**Recorded information:**
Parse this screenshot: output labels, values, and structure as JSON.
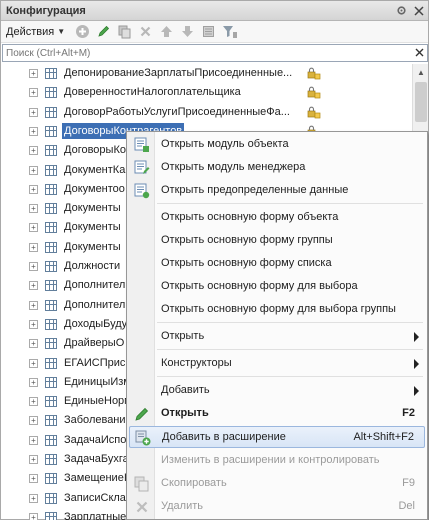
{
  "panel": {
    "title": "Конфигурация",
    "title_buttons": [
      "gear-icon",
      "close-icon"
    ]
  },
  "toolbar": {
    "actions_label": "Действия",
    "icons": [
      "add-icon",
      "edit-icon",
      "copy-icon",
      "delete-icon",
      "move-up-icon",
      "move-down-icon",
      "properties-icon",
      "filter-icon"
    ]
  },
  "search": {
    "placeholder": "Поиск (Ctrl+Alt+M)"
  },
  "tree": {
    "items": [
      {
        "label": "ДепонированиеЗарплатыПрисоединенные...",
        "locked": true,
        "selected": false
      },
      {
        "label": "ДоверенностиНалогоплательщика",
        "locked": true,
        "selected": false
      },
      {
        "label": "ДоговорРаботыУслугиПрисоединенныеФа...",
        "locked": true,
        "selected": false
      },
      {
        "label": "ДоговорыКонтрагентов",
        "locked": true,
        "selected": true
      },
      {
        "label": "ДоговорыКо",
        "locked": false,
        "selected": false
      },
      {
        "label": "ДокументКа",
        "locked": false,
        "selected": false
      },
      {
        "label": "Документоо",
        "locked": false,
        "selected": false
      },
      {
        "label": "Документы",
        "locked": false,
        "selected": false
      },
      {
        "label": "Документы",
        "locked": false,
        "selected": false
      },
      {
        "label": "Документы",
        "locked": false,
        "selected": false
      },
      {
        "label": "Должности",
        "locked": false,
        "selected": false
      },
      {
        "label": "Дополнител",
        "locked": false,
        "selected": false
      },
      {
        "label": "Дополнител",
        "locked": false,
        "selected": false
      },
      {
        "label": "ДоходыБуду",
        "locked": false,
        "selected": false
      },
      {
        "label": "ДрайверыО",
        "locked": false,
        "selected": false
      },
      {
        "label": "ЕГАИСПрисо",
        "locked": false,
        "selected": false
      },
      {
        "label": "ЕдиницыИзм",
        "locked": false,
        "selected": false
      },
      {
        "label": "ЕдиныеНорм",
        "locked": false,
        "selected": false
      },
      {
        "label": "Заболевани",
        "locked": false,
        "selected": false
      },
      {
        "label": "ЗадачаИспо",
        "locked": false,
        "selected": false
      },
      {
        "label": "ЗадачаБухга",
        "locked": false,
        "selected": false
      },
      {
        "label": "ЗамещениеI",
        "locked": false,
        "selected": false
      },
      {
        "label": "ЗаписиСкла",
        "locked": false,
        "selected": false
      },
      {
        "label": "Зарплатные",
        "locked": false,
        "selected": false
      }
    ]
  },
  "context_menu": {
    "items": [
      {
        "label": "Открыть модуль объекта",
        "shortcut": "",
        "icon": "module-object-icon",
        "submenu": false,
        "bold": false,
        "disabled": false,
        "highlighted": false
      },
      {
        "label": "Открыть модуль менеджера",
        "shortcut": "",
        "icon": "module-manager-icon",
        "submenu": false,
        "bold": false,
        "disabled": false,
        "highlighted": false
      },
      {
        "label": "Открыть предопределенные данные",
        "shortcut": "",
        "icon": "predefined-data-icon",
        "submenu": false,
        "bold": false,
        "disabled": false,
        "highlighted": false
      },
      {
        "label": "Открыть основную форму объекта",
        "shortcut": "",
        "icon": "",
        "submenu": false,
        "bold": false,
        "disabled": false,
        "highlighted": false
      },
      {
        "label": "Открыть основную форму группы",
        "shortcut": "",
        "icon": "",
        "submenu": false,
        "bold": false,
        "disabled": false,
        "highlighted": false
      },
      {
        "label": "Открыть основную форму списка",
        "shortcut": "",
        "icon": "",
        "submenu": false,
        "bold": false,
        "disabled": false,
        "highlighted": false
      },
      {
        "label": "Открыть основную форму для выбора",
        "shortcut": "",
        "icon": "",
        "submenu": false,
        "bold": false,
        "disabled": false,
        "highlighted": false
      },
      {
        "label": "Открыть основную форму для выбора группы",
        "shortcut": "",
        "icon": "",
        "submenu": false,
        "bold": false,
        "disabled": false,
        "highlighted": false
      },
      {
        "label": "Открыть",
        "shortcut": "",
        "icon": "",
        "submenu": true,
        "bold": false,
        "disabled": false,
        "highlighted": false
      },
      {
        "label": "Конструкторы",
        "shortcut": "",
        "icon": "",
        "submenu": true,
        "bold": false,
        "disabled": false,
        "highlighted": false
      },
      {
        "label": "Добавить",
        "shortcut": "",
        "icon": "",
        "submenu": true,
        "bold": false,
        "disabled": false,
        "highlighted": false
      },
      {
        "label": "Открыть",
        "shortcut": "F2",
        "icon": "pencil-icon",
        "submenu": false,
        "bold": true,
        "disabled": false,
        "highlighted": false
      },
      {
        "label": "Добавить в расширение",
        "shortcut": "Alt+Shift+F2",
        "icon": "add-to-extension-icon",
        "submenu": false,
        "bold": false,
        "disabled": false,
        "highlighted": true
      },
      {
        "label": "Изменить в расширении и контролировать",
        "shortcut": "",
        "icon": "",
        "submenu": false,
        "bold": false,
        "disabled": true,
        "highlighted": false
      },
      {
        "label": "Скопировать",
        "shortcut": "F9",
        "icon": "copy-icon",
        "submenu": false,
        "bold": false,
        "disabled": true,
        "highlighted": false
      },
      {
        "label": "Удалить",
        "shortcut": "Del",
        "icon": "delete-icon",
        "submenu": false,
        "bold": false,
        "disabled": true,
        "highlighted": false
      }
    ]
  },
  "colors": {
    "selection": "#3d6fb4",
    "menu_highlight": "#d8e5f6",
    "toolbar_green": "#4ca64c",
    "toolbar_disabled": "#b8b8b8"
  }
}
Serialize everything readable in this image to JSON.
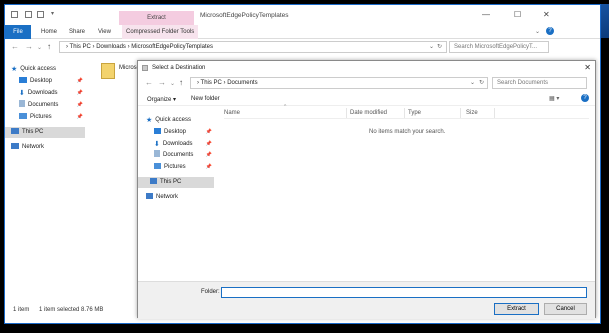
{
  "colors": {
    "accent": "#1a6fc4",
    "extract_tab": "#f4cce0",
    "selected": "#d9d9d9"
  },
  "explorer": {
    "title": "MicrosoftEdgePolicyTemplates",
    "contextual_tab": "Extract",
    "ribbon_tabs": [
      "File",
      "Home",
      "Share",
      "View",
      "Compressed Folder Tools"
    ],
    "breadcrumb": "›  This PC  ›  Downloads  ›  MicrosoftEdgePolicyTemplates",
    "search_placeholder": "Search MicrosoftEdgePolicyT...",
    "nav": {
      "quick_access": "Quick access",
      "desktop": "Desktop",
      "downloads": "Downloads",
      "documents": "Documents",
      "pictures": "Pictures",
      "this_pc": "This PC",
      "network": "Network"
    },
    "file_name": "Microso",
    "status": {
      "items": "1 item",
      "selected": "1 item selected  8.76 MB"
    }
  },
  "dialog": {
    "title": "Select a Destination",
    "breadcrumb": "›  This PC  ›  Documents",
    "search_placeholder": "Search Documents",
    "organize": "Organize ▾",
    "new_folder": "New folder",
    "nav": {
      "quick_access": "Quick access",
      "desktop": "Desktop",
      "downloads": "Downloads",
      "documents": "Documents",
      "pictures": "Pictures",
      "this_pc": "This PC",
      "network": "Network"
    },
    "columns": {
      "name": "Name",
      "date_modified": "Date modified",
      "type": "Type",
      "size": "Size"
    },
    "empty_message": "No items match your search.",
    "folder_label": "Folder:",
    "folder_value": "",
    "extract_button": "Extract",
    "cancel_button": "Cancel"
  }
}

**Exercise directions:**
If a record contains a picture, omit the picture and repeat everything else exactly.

**Your response:**
Parse this screenshot: output labels, values, and structure as JSON.
{
  "panel": {
    "title": "Конфигурация",
    "title_buttons": [
      "gear-icon",
      "close-icon"
    ]
  },
  "toolbar": {
    "actions_label": "Действия",
    "icons": [
      "add-icon",
      "edit-icon",
      "copy-icon",
      "delete-icon",
      "move-up-icon",
      "move-down-icon",
      "properties-icon",
      "filter-icon"
    ]
  },
  "search": {
    "placeholder": "Поиск (Ctrl+Alt+M)"
  },
  "tree": {
    "items": [
      {
        "label": "ДепонированиеЗарплатыПрисоединенные...",
        "locked": true,
        "selected": false
      },
      {
        "label": "ДоверенностиНалогоплательщика",
        "locked": true,
        "selected": false
      },
      {
        "label": "ДоговорРаботыУслугиПрисоединенныеФа...",
        "locked": true,
        "selected": false
      },
      {
        "label": "ДоговорыКонтрагентов",
        "locked": true,
        "selected": true
      },
      {
        "label": "ДоговорыКо",
        "locked": false,
        "selected": false
      },
      {
        "label": "ДокументКа",
        "locked": false,
        "selected": false
      },
      {
        "label": "Документоо",
        "locked": false,
        "selected": false
      },
      {
        "label": "Документы",
        "locked": false,
        "selected": false
      },
      {
        "label": "Документы",
        "locked": false,
        "selected": false
      },
      {
        "label": "Документы",
        "locked": false,
        "selected": false
      },
      {
        "label": "Должности",
        "locked": false,
        "selected": false
      },
      {
        "label": "Дополнител",
        "locked": false,
        "selected": false
      },
      {
        "label": "Дополнител",
        "locked": false,
        "selected": false
      },
      {
        "label": "ДоходыБуду",
        "locked": false,
        "selected": false
      },
      {
        "label": "ДрайверыО",
        "locked": false,
        "selected": false
      },
      {
        "label": "ЕГАИСПрисо",
        "locked": false,
        "selected": false
      },
      {
        "label": "ЕдиницыИзм",
        "locked": false,
        "selected": false
      },
      {
        "label": "ЕдиныеНорм",
        "locked": false,
        "selected": false
      },
      {
        "label": "Заболевани",
        "locked": false,
        "selected": false
      },
      {
        "label": "ЗадачаИспо",
        "locked": false,
        "selected": false
      },
      {
        "label": "ЗадачаБухга",
        "locked": false,
        "selected": false
      },
      {
        "label": "ЗамещениеI",
        "locked": false,
        "selected": false
      },
      {
        "label": "ЗаписиСкла",
        "locked": false,
        "selected": false
      },
      {
        "label": "Зарплатные",
        "locked": false,
        "selected": false
      }
    ]
  },
  "context_menu": {
    "items": [
      {
        "label": "Открыть модуль объекта",
        "shortcut": "",
        "icon": "module-object-icon",
        "submenu": false,
        "bold": false,
        "disabled": false,
        "highlighted": false
      },
      {
        "label": "Открыть модуль менеджера",
        "shortcut": "",
        "icon": "module-manager-icon",
        "submenu": false,
        "bold": false,
        "disabled": false,
        "highlighted": false
      },
      {
        "label": "Открыть предопределенные данные",
        "shortcut": "",
        "icon": "predefined-data-icon",
        "submenu": false,
        "bold": false,
        "disabled": false,
        "highlighted": false
      },
      {
        "label": "Открыть основную форму объекта",
        "shortcut": "",
        "icon": "",
        "submenu": false,
        "bold": false,
        "disabled": false,
        "highlighted": false
      },
      {
        "label": "Открыть основную форму группы",
        "shortcut": "",
        "icon": "",
        "submenu": false,
        "bold": false,
        "disabled": false,
        "highlighted": false
      },
      {
        "label": "Открыть основную форму списка",
        "shortcut": "",
        "icon": "",
        "submenu": false,
        "bold": false,
        "disabled": false,
        "highlighted": false
      },
      {
        "label": "Открыть основную форму для выбора",
        "shortcut": "",
        "icon": "",
        "submenu": false,
        "bold": false,
        "disabled": false,
        "highlighted": false
      },
      {
        "label": "Открыть основную форму для выбора группы",
        "shortcut": "",
        "icon": "",
        "submenu": false,
        "bold": false,
        "disabled": false,
        "highlighted": false
      },
      {
        "label": "Открыть",
        "shortcut": "",
        "icon": "",
        "submenu": true,
        "bold": false,
        "disabled": false,
        "highlighted": false
      },
      {
        "label": "Конструкторы",
        "shortcut": "",
        "icon": "",
        "submenu": true,
        "bold": false,
        "disabled": false,
        "highlighted": false
      },
      {
        "label": "Добавить",
        "shortcut": "",
        "icon": "",
        "submenu": true,
        "bold": false,
        "disabled": false,
        "highlighted": false
      },
      {
        "label": "Открыть",
        "shortcut": "F2",
        "icon": "pencil-icon",
        "submenu": false,
        "bold": true,
        "disabled": false,
        "highlighted": false
      },
      {
        "label": "Добавить в расширение",
        "shortcut": "Alt+Shift+F2",
        "icon": "add-to-extension-icon",
        "submenu": false,
        "bold": false,
        "disabled": false,
        "highlighted": true
      },
      {
        "label": "Изменить в расширении и контролировать",
        "shortcut": "",
        "icon": "",
        "submenu": false,
        "bold": false,
        "disabled": true,
        "highlighted": false
      },
      {
        "label": "Скопировать",
        "shortcut": "F9",
        "icon": "copy-icon",
        "submenu": false,
        "bold": false,
        "disabled": true,
        "highlighted": false
      },
      {
        "label": "Удалить",
        "shortcut": "Del",
        "icon": "delete-icon",
        "submenu": false,
        "bold": false,
        "disabled": true,
        "highlighted": false
      }
    ]
  },
  "colors": {
    "selection": "#3d6fb4",
    "menu_highlight": "#d8e5f6",
    "toolbar_green": "#4ca64c",
    "toolbar_disabled": "#b8b8b8"
  }
}
Serialize everything readable in this image to JSON.
{
  "colors": {
    "accent": "#1a6fc4",
    "extract_tab": "#f4cce0",
    "selected": "#d9d9d9"
  },
  "explorer": {
    "title": "MicrosoftEdgePolicyTemplates",
    "contextual_tab": "Extract",
    "ribbon_tabs": [
      "File",
      "Home",
      "Share",
      "View",
      "Compressed Folder Tools"
    ],
    "breadcrumb": "›  This PC  ›  Downloads  ›  MicrosoftEdgePolicyTemplates",
    "search_placeholder": "Search MicrosoftEdgePolicyT...",
    "nav": {
      "quick_access": "Quick access",
      "desktop": "Desktop",
      "downloads": "Downloads",
      "documents": "Documents",
      "pictures": "Pictures",
      "this_pc": "This PC",
      "network": "Network"
    },
    "file_name": "Microso",
    "status": {
      "items": "1 item",
      "selected": "1 item selected  8.76 MB"
    }
  },
  "dialog": {
    "title": "Select a Destination",
    "breadcrumb": "›  This PC  ›  Documents",
    "search_placeholder": "Search Documents",
    "organize": "Organize ▾",
    "new_folder": "New folder",
    "nav": {
      "quick_access": "Quick access",
      "desktop": "Desktop",
      "downloads": "Downloads",
      "documents": "Documents",
      "pictures": "Pictures",
      "this_pc": "This PC",
      "network": "Network"
    },
    "columns": {
      "name": "Name",
      "date_modified": "Date modified",
      "type": "Type",
      "size": "Size"
    },
    "empty_message": "No items match your search.",
    "folder_label": "Folder:",
    "folder_value": "",
    "extract_button": "Extract",
    "cancel_button": "Cancel"
  }
}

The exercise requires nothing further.